The time that I spent in America was such a whirlwind of extraordinary experiences that I'd be a fool to try and summarize them. One incident/experience at a time is all I can handle. Back in Calcutta now, working from the same sofa that I had bounced around on as a kid when it was at my grandparent's place, it is hard to think that a month or so ago, I was in such a radically different environment 12500 kilometres away and yet it had ceased to be a surprise despite the glaring dissimilarities. This imperviousness to wonder is not a feeling to be encouraged but it does help a lot when it comes to focusing on the daily chores which are a nagging reality whether the country be India or the USA.
The last few days went by in a flash, almost a faintly remembered dream with my parents coming over and me the wide-eyed visitor to that country from a year ago now the experienced (I'd like to think) guide helping my folks negotiate the streets of New York and the hallowed streets of Cambridge. The final 4 days saw a flurry of activity with 3 cars playing the lead roles in this hallucinogenic phase of time - the fortuitous sale of my dear Toyota Corolla when I had given up all hope of getting a fair price for it; the Chrysler 300, a car which I had lusted after for long rented out to me as an unexpected but not undeserved customer loyalty reward from the Enterprise guys in my hometown of Taunton and then the luxurious behemoth of an SUV, the Lincoln Enclave which was to be the rental to take me to the airport from where I'd take the flight back home. Driving an SUV was a fair conclusion to the multitude of typical "American" experiences that I had had as I drove an unnecessarily powerful and obscenely equipped vehicle (Video cameras at the rear end for reversing the goddamn thing) which occupies pride of place in the ridiculed with a lot more than a tinge of jealousy American lifestyle.

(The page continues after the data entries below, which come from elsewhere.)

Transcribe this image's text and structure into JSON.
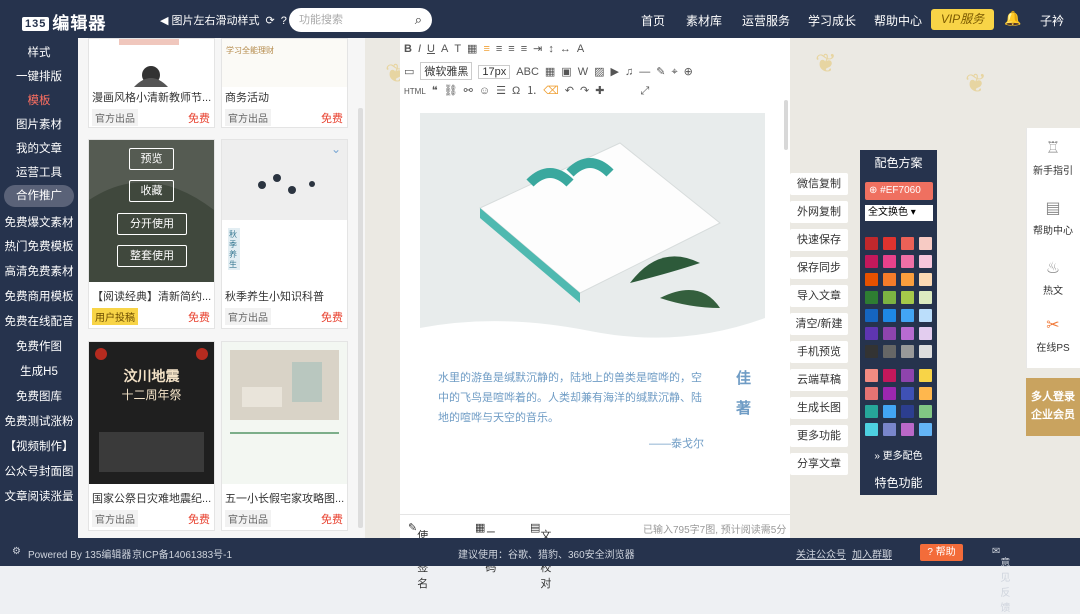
{
  "topbar": {
    "logo_mark": "135",
    "logo_text": "编辑器",
    "tip": "图片左右滑动样式",
    "search_placeholder": "功能搜索",
    "nav": [
      "首页",
      "素材库",
      "运营服务",
      "学习成长",
      "帮助中心"
    ],
    "vip": "VIP服务",
    "user": "子衿"
  },
  "leftnav": {
    "items": [
      "样式",
      "一键排版",
      "模板",
      "图片素材",
      "我的文章",
      "运营工具",
      "合作推广",
      "免费爆文素材",
      "热门免费模板",
      "高清免费素材",
      "免费商用模板",
      "免费在线配音",
      "免费作图",
      "生成H5",
      "免费图库",
      "免费测试涨粉",
      "【视频制作】",
      "公众号封面图",
      "文章阅读涨量"
    ],
    "active": "模板",
    "highlighted": "合作推广"
  },
  "templates": {
    "cards": [
      {
        "title": "漫画风格小清新教师节...",
        "badge": "官方出品",
        "price": "免费",
        "thumb_text": "学习全能理财"
      },
      {
        "title": "商务活动",
        "badge": "官方出品",
        "price": "免费"
      },
      {
        "title": "【阅读经典】清新简约...",
        "badge": "用户投稿",
        "price": "免费"
      },
      {
        "title": "秋季养生小知识科普",
        "badge": "官方出品",
        "price": "免费",
        "thumb_text": "秋季养生"
      },
      {
        "title": "国家公祭日灾难地震纪...",
        "badge": "官方出品",
        "price": "免费",
        "thumb_line1": "汶川地震",
        "thumb_line2": "十二周年祭"
      },
      {
        "title": "五一小长假宅家攻略图...",
        "badge": "官方出品",
        "price": "免费"
      }
    ],
    "overlay_buttons": [
      "预览",
      "收藏",
      "分开使用",
      "整套使用"
    ]
  },
  "editor": {
    "font": "微软雅黑",
    "size": "17px",
    "poem": "水里的游鱼是缄默沉静的，陆地上的兽类是喧哗的，空中的飞鸟是喧哗着的。人类却兼有海洋的缄默沉静、陆地的喧哗与天空的音乐。",
    "poem_author": "——泰戈尔",
    "side_title": "佳著",
    "footer": {
      "sign": "使用签名",
      "qr": "二维码",
      "check": "文本校对",
      "status": "已输入795字7图, 预计阅读需5分钟"
    }
  },
  "actions": [
    "微信复制",
    "外网复制",
    "快速保存",
    "保存同步",
    "导入文章",
    "清空/新建",
    "手机预览",
    "云端草稿",
    "生成长图",
    "更多功能",
    "分享文章"
  ],
  "palette": {
    "title": "配色方案",
    "hex": "#EF7060",
    "select": "全文换色",
    "more": "更多配色",
    "feature": "特色功能",
    "colors": [
      [
        "#c0282c",
        "#e0332f",
        "#ec6157",
        "#f7cbc4"
      ],
      [
        "#c2185b",
        "#e8418b",
        "#f06fa6",
        "#f7c6dc"
      ],
      [
        "#e65100",
        "#f57c2a",
        "#fa9e3d",
        "#fbd9b4"
      ],
      [
        "#2e7d32",
        "#7cb342",
        "#a5c94a",
        "#dcebc0"
      ],
      [
        "#1565c0",
        "#1e88e5",
        "#42a5f5",
        "#bbdefb"
      ],
      [
        "#5e35b1",
        "#8e44ad",
        "#b76bd1",
        "#e3cdef"
      ],
      [
        "#333333",
        "#666666",
        "#999999",
        "#dddddd"
      ],
      [
        "#f28b82",
        "#c2185b",
        "#8e44ad",
        "#f8d447"
      ],
      [
        "#e57373",
        "#9c27b0",
        "#3f51b5",
        "#ffb74d"
      ],
      [
        "#26a69a",
        "#42a5f5",
        "#2c3e8f",
        "#81c784"
      ],
      [
        "#4dd0e1",
        "#7986cb",
        "#ba68c8",
        "#64b5f6"
      ]
    ]
  },
  "rightrail": [
    "新手指引",
    "帮助中心",
    "热文",
    "在线PS"
  ],
  "promo": [
    "多人登录",
    "企业会员"
  ],
  "bottom": {
    "powered": "Powered By 135编辑器",
    "icp": "京ICP备14061383号-1",
    "browser": "建议使用：谷歌、猎豹、360安全浏览器",
    "follow": "关注公众号",
    "group": "加入群聊",
    "help": "帮助",
    "feedback": "意见反馈"
  }
}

Greenpeace can hate me for it but when tons of snow came down pouring down on that Saturday evening (Our flight was on Sunday), I was glad I was in the comfy confines of the SUV. In fact, I was thrilled. The headlights of my petrol guzzling elephant caught the snow as the flakes rushed down to smother the land and all that lay on it in their spotless sheet of white. But the big boy's toy in my hands made sure that I needn't be confined inside the four walls of my home. The roads were empty and pristine, as were the barren winter-time trees now sprouting flowers of snow. I was doing my closing bit of intrepid exploration on this, my first trip across the Atlantic and the Indian Ocean. Adventure does not end where the weather goes grey and the crowds thin out. In fact, that is where adventure might just begin.